In the hospitality sector, people’s health is paramount. In an industry where comfort and satisfaction is everything, being served food or drink by somebody with the flu can put you out of business. It is therefore imperative that sickness is treated seriously by both employees and management.
Recently, one of our bar managers who has been with the business for 3 years became ill. At first, it wasn’t particularly serious and we expected his return within a week or so. Unfortunately, he ended up being diagnosed with something a lot more serious.
My first concern was, of course, his and his family’s well-being, but I also had to consider the effect it would have on the business. I received advice on the best way to deal with this. In the first instance, I needed to have a formal meeting with him to establish several things:
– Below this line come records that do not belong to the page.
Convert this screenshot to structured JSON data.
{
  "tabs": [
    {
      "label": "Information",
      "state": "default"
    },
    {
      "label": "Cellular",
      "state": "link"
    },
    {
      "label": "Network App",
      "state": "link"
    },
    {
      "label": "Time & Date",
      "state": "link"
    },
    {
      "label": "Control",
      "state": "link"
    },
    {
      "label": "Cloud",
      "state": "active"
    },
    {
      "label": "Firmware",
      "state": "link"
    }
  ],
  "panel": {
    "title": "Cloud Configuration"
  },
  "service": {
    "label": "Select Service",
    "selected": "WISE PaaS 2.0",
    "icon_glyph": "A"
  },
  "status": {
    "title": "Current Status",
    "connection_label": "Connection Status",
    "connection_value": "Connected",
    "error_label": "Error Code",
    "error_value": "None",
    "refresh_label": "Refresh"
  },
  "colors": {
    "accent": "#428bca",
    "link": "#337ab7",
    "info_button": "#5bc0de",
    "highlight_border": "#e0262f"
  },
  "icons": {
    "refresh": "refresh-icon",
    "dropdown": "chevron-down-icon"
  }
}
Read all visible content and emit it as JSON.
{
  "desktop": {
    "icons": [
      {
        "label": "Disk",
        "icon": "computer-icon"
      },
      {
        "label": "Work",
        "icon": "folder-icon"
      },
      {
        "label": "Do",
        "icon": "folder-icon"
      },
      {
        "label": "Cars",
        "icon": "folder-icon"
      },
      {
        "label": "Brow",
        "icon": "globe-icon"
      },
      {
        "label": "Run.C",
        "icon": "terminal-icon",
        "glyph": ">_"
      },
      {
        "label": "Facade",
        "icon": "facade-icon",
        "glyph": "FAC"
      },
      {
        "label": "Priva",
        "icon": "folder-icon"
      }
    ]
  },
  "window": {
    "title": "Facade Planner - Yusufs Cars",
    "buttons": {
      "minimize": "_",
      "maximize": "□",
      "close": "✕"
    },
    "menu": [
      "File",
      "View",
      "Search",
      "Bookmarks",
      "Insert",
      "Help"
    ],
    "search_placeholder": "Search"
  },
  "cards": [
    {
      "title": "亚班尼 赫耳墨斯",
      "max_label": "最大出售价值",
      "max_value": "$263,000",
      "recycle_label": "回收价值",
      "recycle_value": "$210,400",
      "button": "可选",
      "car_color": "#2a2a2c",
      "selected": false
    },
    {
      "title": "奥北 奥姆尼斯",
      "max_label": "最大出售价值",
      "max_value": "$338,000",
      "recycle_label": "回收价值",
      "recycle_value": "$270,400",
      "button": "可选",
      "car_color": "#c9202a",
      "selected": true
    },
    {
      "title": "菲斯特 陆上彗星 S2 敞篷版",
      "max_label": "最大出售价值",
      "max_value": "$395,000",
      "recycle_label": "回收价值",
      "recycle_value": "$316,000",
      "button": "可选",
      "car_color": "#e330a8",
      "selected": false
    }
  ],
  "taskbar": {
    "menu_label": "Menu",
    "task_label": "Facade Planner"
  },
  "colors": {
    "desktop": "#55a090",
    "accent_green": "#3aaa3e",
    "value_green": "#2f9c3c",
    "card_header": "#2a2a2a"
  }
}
• The likely date of his return
• Whether he could return to his role as a bar manager (his sickness was physical and it is quite a physically demanding job)
• If not, whether he could be redeployed
• What we could do to assist with his return to work.
At the meeting when the employee told me that he didn’t know the extent of the sickness or his likely date of return, I was advised by HR to consider obtaining a medical report from an occupational health doctor.
I was advised of the procedure for doing so which includes writing to the employee to obtain their consent. When I received the report back, I met with the employee to discuss its contents. The report advised a return within 4 to 6 months’ time.
Fortunately, the employee’s recovery was a lot quicker than expected and he returned to his old role after three months. We arranged adequate cover for him in the interim and made some adjustments on his return. At first, we ensured that he did not tire easily and gave him quiet shifts with plenty of breaks throughout. Several months later, he is back to a normal shift pattern and remains a highly regarded and integral member of the team.
To find out more about the issues raised in this post, or to discuss any queries regarding long term sickness absence get in touch with Michelle Gray or call +44 (0) 161 829 2599.
The information and opinions contained in this article are not intended to be comprehensive, nor to provide legal advice. No responsibility for its accuracy or correctness is assumed by berg or any of its partners or employees. Professional legal advice should be obtained before taking, or refraining from taking, any action as a result of this article.